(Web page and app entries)
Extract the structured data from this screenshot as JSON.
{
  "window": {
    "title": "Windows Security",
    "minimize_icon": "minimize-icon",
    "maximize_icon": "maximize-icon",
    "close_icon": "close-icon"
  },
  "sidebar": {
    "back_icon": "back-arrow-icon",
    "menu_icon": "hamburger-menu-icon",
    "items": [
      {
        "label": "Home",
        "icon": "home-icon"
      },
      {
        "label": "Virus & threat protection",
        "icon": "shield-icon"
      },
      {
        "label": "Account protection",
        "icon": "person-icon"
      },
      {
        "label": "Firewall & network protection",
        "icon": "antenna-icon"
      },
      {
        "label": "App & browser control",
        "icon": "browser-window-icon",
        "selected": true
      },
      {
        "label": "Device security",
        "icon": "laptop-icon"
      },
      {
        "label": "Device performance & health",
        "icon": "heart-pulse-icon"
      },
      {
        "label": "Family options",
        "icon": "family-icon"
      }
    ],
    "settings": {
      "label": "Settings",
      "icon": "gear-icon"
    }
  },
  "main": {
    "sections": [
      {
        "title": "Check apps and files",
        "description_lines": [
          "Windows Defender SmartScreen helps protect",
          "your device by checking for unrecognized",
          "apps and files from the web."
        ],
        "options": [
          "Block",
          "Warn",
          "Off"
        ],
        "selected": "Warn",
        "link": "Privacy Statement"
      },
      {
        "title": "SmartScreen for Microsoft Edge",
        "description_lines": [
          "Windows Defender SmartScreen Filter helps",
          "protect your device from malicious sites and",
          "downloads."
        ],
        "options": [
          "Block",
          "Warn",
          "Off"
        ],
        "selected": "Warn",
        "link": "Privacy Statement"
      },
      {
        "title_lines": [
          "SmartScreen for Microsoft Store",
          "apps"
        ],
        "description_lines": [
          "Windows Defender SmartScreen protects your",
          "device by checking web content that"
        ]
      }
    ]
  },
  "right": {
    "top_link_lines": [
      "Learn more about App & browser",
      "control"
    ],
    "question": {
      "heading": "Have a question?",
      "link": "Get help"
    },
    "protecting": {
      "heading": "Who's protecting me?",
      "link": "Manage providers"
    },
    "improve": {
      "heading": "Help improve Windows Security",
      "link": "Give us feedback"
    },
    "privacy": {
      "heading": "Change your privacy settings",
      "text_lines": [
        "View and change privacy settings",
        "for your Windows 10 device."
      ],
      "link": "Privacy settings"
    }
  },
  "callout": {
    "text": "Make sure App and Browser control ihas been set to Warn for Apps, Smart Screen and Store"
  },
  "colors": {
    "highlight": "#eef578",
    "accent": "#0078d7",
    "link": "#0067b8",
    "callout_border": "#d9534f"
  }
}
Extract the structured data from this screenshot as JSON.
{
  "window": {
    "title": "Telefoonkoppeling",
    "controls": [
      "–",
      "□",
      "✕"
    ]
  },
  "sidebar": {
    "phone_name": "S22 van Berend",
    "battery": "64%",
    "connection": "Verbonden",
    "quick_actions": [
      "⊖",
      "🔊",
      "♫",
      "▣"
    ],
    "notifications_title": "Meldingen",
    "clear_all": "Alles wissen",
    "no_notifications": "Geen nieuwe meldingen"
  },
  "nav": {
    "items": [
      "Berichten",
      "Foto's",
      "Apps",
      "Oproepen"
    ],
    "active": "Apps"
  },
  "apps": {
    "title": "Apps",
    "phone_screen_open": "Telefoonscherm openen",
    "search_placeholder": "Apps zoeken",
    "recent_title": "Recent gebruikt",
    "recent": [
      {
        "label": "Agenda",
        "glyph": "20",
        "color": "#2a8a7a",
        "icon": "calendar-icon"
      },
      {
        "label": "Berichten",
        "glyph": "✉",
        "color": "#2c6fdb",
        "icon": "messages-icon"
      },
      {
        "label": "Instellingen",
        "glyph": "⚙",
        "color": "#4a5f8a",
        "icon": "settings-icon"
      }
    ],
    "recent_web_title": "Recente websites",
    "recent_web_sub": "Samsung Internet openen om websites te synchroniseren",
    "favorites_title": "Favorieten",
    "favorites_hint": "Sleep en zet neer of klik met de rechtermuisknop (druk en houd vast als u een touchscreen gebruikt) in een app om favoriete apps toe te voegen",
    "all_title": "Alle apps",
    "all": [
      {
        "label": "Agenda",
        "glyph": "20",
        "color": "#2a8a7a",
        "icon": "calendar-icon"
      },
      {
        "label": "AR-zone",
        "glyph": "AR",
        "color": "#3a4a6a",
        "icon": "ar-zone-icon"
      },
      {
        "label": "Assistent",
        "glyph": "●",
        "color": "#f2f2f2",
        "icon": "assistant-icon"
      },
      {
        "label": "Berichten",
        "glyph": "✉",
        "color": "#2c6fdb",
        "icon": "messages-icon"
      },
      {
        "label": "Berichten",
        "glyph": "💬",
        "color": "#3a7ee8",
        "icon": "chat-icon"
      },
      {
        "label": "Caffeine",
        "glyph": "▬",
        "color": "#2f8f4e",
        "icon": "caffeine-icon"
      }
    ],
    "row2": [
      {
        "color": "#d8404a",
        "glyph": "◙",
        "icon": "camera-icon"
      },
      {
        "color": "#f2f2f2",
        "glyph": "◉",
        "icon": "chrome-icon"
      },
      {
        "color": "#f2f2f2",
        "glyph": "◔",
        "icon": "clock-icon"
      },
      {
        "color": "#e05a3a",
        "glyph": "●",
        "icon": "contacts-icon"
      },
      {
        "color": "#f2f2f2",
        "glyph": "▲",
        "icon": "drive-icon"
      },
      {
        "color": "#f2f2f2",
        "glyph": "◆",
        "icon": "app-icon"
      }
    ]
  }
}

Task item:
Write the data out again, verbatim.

Response to this task:
Extract the structured data from this screenshot as JSON.
{
  "window": {
    "title": "Windows Security",
    "minimize_icon": "minimize-icon",
    "maximize_icon": "maximize-icon",
    "close_icon": "close-icon"
  },
  "sidebar": {
    "back_icon": "back-arrow-icon",
    "menu_icon": "hamburger-menu-icon",
    "items": [
      {
        "label": "Home",
        "icon": "home-icon"
      },
      {
        "label": "Virus & threat protection",
        "icon": "shield-icon"
      },
      {
        "label": "Account protection",
        "icon": "person-icon"
      },
      {
        "label": "Firewall & network protection",
        "icon": "antenna-icon"
      },
      {
        "label": "App & browser control",
        "icon": "browser-window-icon",
        "selected": true
      },
      {
        "label": "Device security",
        "icon": "laptop-icon"
      },
      {
        "label": "Device performance & health",
        "icon": "heart-pulse-icon"
      },
      {
        "label": "Family options",
        "icon": "family-icon"
      }
    ],
    "settings": {
      "label": "Settings",
      "icon": "gear-icon"
    }
  },
  "main": {
    "sections": [
      {
        "title": "Check apps and files",
        "description_lines": [
          "Windows Defender SmartScreen helps protect",
          "your device by checking for unrecognized",
          "apps and files from the web."
        ],
        "options": [
          "Block",
          "Warn",
          "Off"
        ],
        "selected": "Warn",
        "link": "Privacy Statement"
      },
      {
        "title": "SmartScreen for Microsoft Edge",
        "description_lines": [
          "Windows Defender SmartScreen Filter helps",
          "protect your device from malicious sites and",
          "downloads."
        ],
        "options": [
          "Block",
          "Warn",
          "Off"
        ],
        "selected": "Warn",
        "link": "Privacy Statement"
      },
      {
        "title_lines": [
          "SmartScreen for Microsoft Store",
          "apps"
        ],
        "description_lines": [
          "Windows Defender SmartScreen protects your",
          "device by checking web content that"
        ]
      }
    ]
  },
  "right": {
    "top_link_lines": [
      "Learn more about App & browser",
      "control"
    ],
    "question": {
      "heading": "Have a question?",
      "link": "Get help"
    },
    "protecting": {
      "heading": "Who's protecting me?",
      "link": "Manage providers"
    },
    "improve": {
      "heading": "Help improve Windows Security",
      "link": "Give us feedback"
    },
    "privacy": {
      "heading": "Change your privacy settings",
      "text_lines": [
        "View and change privacy settings",
        "for your Windows 10 device."
      ],
      "link": "Privacy settings"
    }
  },
  "callout": {
    "text": "Make sure App and Browser control ihas been set to Warn for Apps, Smart Screen and Store"
  },
  "colors": {
    "highlight": "#eef578",
    "accent": "#0078d7",
    "link": "#0067b8",
    "callout_border": "#d9534f"
  }
}
Extract the structured data from this screenshot as JSON.
{
  "window": {
    "title": "Telefoonkoppeling",
    "controls": [
      "–",
      "□",
      "✕"
    ]
  },
  "sidebar": {
    "phone_name": "S22 van Berend",
    "battery": "64%",
    "connection": "Verbonden",
    "quick_actions": [
      "⊖",
      "🔊",
      "♫",
      "▣"
    ],
    "notifications_title": "Meldingen",
    "clear_all": "Alles wissen",
    "no_notifications": "Geen nieuwe meldingen"
  },
  "nav": {
    "items": [
      "Berichten",
      "Foto's",
      "Apps",
      "Oproepen"
    ],
    "active": "Apps"
  },
  "apps": {
    "title": "Apps",
    "phone_screen_open": "Telefoonscherm openen",
    "search_placeholder": "Apps zoeken",
    "recent_title": "Recent gebruikt",
    "recent": [
      {
        "label": "Agenda",
        "glyph": "20",
        "color": "#2a8a7a",
        "icon": "calendar-icon"
      },
      {
        "label": "Berichten",
        "glyph": "✉",
        "color": "#2c6fdb",
        "icon": "messages-icon"
      },
      {
        "label": "Instellingen",
        "glyph": "⚙",
        "color": "#4a5f8a",
        "icon": "settings-icon"
      }
    ],
    "recent_web_title": "Recente websites",
    "recent_web_sub": "Samsung Internet openen om websites te synchroniseren",
    "favorites_title": "Favorieten",
    "favorites_hint": "Sleep en zet neer of klik met de rechtermuisknop (druk en houd vast als u een touchscreen gebruikt) in een app om favoriete apps toe te voegen",
    "all_title": "Alle apps",
    "all": [
      {
        "label": "Agenda",
        "glyph": "20",
        "color": "#2a8a7a",
        "icon": "calendar-icon"
      },
      {
        "label": "AR-zone",
        "glyph": "AR",
        "color": "#3a4a6a",
        "icon": "ar-zone-icon"
      },
      {
        "label": "Assistent",
        "glyph": "●",
        "color": "#f2f2f2",
        "icon": "assistant-icon"
      },
      {
        "label": "Berichten",
        "glyph": "✉",
        "color": "#2c6fdb",
        "icon": "messages-icon"
      },
      {
        "label": "Berichten",
        "glyph": "💬",
        "color": "#3a7ee8",
        "icon": "chat-icon"
      },
      {
        "label": "Caffeine",
        "glyph": "▬",
        "color": "#2f8f4e",
        "icon": "caffeine-icon"
      }
    ],
    "row2": [
      {
        "color": "#d8404a",
        "glyph": "◙",
        "icon": "camera-icon"
      },
      {
        "color": "#f2f2f2",
        "glyph": "◉",
        "icon": "chrome-icon"
      },
      {
        "color": "#f2f2f2",
        "glyph": "◔",
        "icon": "clock-icon"
      },
      {
        "color": "#e05a3a",
        "glyph": "●",
        "icon": "contacts-icon"
      },
      {
        "color": "#f2f2f2",
        "glyph": "▲",
        "icon": "drive-icon"
      },
      {
        "color": "#f2f2f2",
        "glyph": "◆",
        "icon": "app-icon"
      }
    ]
  }
}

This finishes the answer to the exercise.